Lu et al. [_{1} and _{2} are the coefficients.

Zhang et al. [_{1}–_{5} are the coefficients.

In this study, the prediction equation is established according to the relationship of the axial deformation, loading number, confining stress, and stress level, which can be expressed as the following equation:_{1}, _{2}, _{3}, and _{4} are the coefficients.

The prediction equations for different aggregates and compaction methods are listed in Table

Prediction equations.

Aggregate gradation | Compaction method | Prediction equation | ^{2} |
---|---|---|---|

Strong skeleton gradation | VVCM | 0.982 | |

Specification gradation | VVCM | 0.966 | |

Strong skeleton gradation | MPCM | 0.953 | |

Specification gradation | MPCM | 0.951 |

It can be found that the correlation coefficients all have high levels (

The objective of this study is to investigate the deformation behaviour of unbound granular material produced by different compaction methods and to reveal the effects of loading conditions and aggregate gradations.

The deformation of unbound granular material decreases as the stress level and confining pressure are increased.

The deformation resistance of unbound granular material produced by the VVCM is superior to the MPCM.

The difference in deformation resistance resulting from using the VVCM and MPCM decreases as confining pressure is increased, particularly for the strong skeleton gradation. The effect of the stress level is not significant.

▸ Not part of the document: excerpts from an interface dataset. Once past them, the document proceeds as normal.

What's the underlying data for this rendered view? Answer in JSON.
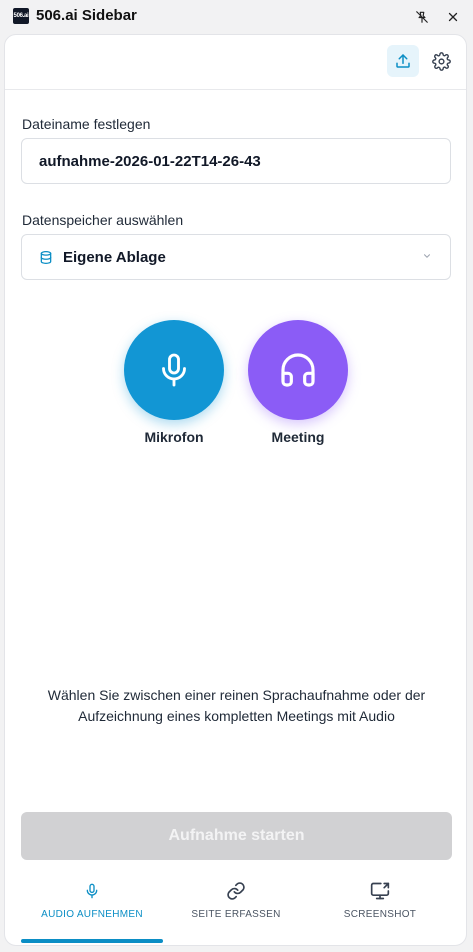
{
  "window": {
    "logo_text": "506.ai",
    "title": "506.ai Sidebar"
  },
  "form": {
    "filename_label": "Dateiname festlegen",
    "filename_value": "aufnahme-2026-01-22T14-26-43",
    "storage_label": "Datenspeicher auswählen",
    "storage_value": "Eigene Ablage"
  },
  "modes": [
    {
      "label": "Mikrofon",
      "icon": "microphone-icon",
      "color": "#1296d4"
    },
    {
      "label": "Meeting",
      "icon": "headphones-icon",
      "color": "#8b5cf6"
    }
  ],
  "description": "Wählen Sie zwischen einer reinen Sprachaufnahme oder der Aufzeichnung eines kompletten Meetings mit Audio",
  "start_button": "Aufnahme starten",
  "nav": [
    {
      "label": "AUDIO AUFNEHMEN",
      "icon": "microphone-icon",
      "active": true
    },
    {
      "label": "SEITE ERFASSEN",
      "icon": "link-icon",
      "active": false
    },
    {
      "label": "SCREENSHOT",
      "icon": "screen-share-icon",
      "active": false
    }
  ],
  "colors": {
    "accent": "#0b8ec5",
    "microphone": "#1296d4",
    "meeting": "#8b5cf6",
    "disabled_button": "#d1d1d3"
  }
}
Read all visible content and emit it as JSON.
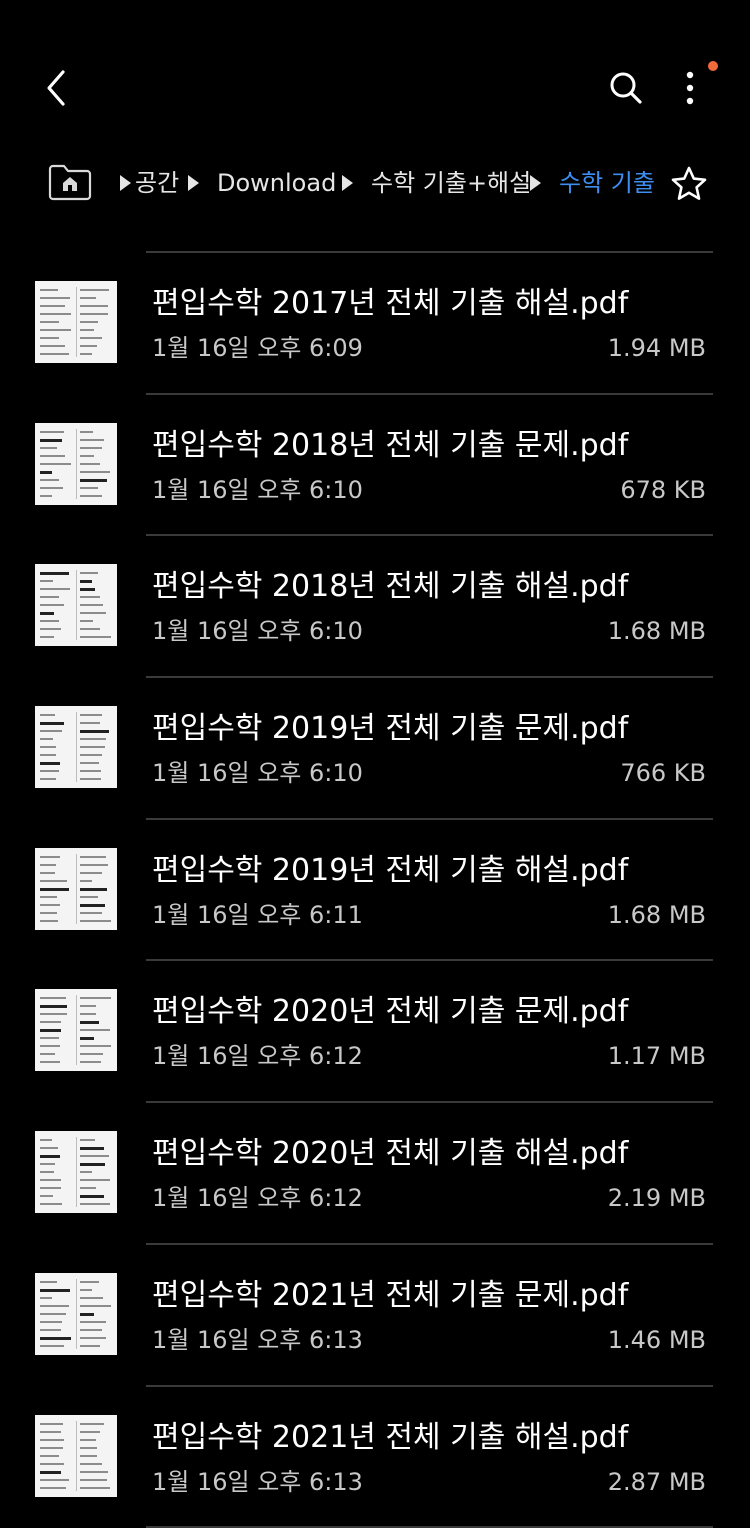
{
  "topbar": {
    "back_icon": "chevron-left-icon",
    "search_icon": "search-icon",
    "more_icon": "more-vertical-icon",
    "notification_dot_color": "#f26b3a"
  },
  "breadcrumb": {
    "home_icon": "home-folder-icon",
    "items": [
      {
        "label": "공간"
      },
      {
        "label": "Download"
      },
      {
        "label": "수학 기출+해설"
      },
      {
        "label": "수학 기출"
      }
    ],
    "active_color": "#3e8df0",
    "star_icon": "star-outline-icon"
  },
  "files": [
    {
      "name": "편입수학 2017년 전체 기출 해설.pdf",
      "date": "1월 16일 오후 6:09",
      "size": "1.94 MB"
    },
    {
      "name": "편입수학 2018년 전체 기출 문제.pdf",
      "date": "1월 16일 오후 6:10",
      "size": "678 KB"
    },
    {
      "name": "편입수학 2018년 전체 기출 해설.pdf",
      "date": "1월 16일 오후 6:10",
      "size": "1.68 MB"
    },
    {
      "name": "편입수학 2019년 전체 기출 문제.pdf",
      "date": "1월 16일 오후 6:10",
      "size": "766 KB"
    },
    {
      "name": "편입수학 2019년 전체 기출 해설.pdf",
      "date": "1월 16일 오후 6:11",
      "size": "1.68 MB"
    },
    {
      "name": "편입수학 2020년 전체 기출 문제.pdf",
      "date": "1월 16일 오후 6:12",
      "size": "1.17 MB"
    },
    {
      "name": "편입수학 2020년 전체 기출 해설.pdf",
      "date": "1월 16일 오후 6:12",
      "size": "2.19 MB"
    },
    {
      "name": "편입수학 2021년 전체 기출 문제.pdf",
      "date": "1월 16일 오후 6:13",
      "size": "1.46 MB"
    },
    {
      "name": "편입수학 2021년 전체 기출 해설.pdf",
      "date": "1월 16일 오후 6:13",
      "size": "2.87 MB"
    }
  ]
}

The extent that different factors affect the deformation resistance of unbound granular materials is as follows: stress level > aggregate gradation > compaction method > confining pressure.

Increasing the content of coarse aggregates is conducive to enhancing the deformation resistance of unbound granular material, particularly for the VVCM.

A simple approach for modelling the deformation prediction of unbound granular material is established.

The data used to support the findings of this study are included within the article.

The authors declare that they have no conflicts of interest.

This study was sponsored in part by the National Natural Science Foundation of China under grant no. 51808326, to which the authors are very grateful. In addition, the authors would like to thank Editage (